Security Event Token
Full Title or Meme
Security Event Token (SET) RFC 8417
Introduction from RFC 8417 Security Event Token (SET).
This specification defines the Security Event Token (SET) data structure. A SET describes statements of fact from the perspective of an issuer about a subject. These statements of fact represent an event that occurred directly to or about a security subject, for example, a statement about the issuance or Revocation of a token on behalf of a subject. This specification is intended to enable representing security- and identity-related events. A SET is a JSON Web Token (JWT), which can be optionally signed and/or encrypted. SETs can be distributed via protocols such as HTTP.
This standard was create by the Security Events Working Group of the IETF: https://datatracker.ietf.org/wg/secevent/about/ who have not determined if they need to do any more or not.

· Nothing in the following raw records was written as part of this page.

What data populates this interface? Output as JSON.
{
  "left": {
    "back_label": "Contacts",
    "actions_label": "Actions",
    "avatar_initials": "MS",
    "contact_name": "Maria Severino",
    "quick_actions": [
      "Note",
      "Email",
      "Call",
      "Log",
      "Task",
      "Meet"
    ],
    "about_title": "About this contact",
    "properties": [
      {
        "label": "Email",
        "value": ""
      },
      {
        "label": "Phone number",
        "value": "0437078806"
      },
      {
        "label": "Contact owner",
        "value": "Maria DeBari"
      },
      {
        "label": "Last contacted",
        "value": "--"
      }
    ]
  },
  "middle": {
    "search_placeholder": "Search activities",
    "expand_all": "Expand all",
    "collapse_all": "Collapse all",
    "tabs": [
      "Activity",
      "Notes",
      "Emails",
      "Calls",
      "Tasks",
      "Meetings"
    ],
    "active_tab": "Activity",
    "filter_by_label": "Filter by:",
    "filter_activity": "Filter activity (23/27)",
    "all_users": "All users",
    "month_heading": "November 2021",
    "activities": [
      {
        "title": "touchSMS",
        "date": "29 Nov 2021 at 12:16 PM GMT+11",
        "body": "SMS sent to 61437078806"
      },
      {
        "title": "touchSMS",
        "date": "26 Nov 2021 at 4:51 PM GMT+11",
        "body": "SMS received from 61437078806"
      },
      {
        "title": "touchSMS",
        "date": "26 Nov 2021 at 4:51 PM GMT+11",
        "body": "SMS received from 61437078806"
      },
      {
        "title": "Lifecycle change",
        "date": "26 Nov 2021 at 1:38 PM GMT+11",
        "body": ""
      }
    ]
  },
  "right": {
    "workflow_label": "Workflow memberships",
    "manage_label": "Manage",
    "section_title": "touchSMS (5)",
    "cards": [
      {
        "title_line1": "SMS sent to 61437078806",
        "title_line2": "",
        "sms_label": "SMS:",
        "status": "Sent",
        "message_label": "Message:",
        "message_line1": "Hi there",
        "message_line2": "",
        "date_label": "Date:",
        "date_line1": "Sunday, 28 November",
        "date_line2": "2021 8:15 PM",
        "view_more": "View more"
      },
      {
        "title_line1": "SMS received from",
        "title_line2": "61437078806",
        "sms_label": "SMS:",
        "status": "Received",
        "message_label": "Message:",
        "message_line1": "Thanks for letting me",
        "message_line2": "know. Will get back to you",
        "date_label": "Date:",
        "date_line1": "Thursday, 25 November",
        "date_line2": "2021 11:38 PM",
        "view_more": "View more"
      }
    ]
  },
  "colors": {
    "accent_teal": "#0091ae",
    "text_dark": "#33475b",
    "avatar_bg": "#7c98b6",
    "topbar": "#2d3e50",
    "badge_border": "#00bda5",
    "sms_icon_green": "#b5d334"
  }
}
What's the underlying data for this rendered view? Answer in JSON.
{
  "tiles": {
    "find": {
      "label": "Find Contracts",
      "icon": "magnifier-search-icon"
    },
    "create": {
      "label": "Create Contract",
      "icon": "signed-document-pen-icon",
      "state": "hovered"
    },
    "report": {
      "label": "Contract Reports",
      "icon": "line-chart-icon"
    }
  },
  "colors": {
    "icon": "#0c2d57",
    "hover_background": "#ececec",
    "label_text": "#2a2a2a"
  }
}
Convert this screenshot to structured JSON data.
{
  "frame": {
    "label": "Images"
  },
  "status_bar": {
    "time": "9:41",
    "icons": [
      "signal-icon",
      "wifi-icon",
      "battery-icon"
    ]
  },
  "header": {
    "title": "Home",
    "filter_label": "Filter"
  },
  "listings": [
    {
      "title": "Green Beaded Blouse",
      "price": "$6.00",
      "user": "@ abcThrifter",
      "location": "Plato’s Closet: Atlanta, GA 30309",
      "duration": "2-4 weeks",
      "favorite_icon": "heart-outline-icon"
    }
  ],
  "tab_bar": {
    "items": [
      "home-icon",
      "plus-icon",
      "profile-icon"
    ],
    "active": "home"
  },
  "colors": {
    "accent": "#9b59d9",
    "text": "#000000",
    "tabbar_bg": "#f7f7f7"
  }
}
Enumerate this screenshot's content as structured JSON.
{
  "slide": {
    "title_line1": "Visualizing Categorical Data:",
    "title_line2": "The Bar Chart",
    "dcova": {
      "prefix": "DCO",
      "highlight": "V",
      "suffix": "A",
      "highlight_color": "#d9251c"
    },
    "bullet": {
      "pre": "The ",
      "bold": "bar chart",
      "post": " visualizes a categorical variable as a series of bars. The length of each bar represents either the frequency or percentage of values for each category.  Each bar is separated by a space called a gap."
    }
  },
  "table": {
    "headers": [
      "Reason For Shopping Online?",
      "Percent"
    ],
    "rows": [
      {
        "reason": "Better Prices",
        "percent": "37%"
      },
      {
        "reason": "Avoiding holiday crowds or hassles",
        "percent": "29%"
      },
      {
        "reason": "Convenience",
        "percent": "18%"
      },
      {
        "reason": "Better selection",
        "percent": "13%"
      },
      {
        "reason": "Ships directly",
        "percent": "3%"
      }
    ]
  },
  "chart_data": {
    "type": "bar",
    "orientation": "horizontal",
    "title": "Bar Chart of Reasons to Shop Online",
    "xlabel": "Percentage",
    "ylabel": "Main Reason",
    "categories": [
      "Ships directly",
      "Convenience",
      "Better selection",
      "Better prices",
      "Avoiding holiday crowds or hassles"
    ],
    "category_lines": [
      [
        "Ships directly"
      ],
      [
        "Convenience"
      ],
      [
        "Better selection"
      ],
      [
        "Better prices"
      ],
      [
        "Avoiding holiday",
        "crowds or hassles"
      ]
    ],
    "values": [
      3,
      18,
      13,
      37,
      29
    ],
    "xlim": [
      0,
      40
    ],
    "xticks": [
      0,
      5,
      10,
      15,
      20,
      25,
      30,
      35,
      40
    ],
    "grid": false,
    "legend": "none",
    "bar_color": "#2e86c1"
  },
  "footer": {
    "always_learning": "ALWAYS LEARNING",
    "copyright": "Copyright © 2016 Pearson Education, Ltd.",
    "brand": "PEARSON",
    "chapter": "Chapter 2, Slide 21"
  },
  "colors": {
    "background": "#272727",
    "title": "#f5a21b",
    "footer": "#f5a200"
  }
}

Examples are systems that leverage user-agent session cookies (RFC 6265), and OAuth2 (RFC 6749). In order to prevent or mitigate security risks, or to provide out-of-band information as necessary, these systems need to share security event messages. For example, an OAuth authorization server, having received a token revocation request (RFC 7009) may need to inform affected resource servers; a cloud provider may wish to inform another cloud provider of suspected fraudulent use of identity information; an identity provider may wish to signal a session logout to a relying party and does not wish to rely solely upon clearing a session cookie.
Yet another data structure defined by the IETF.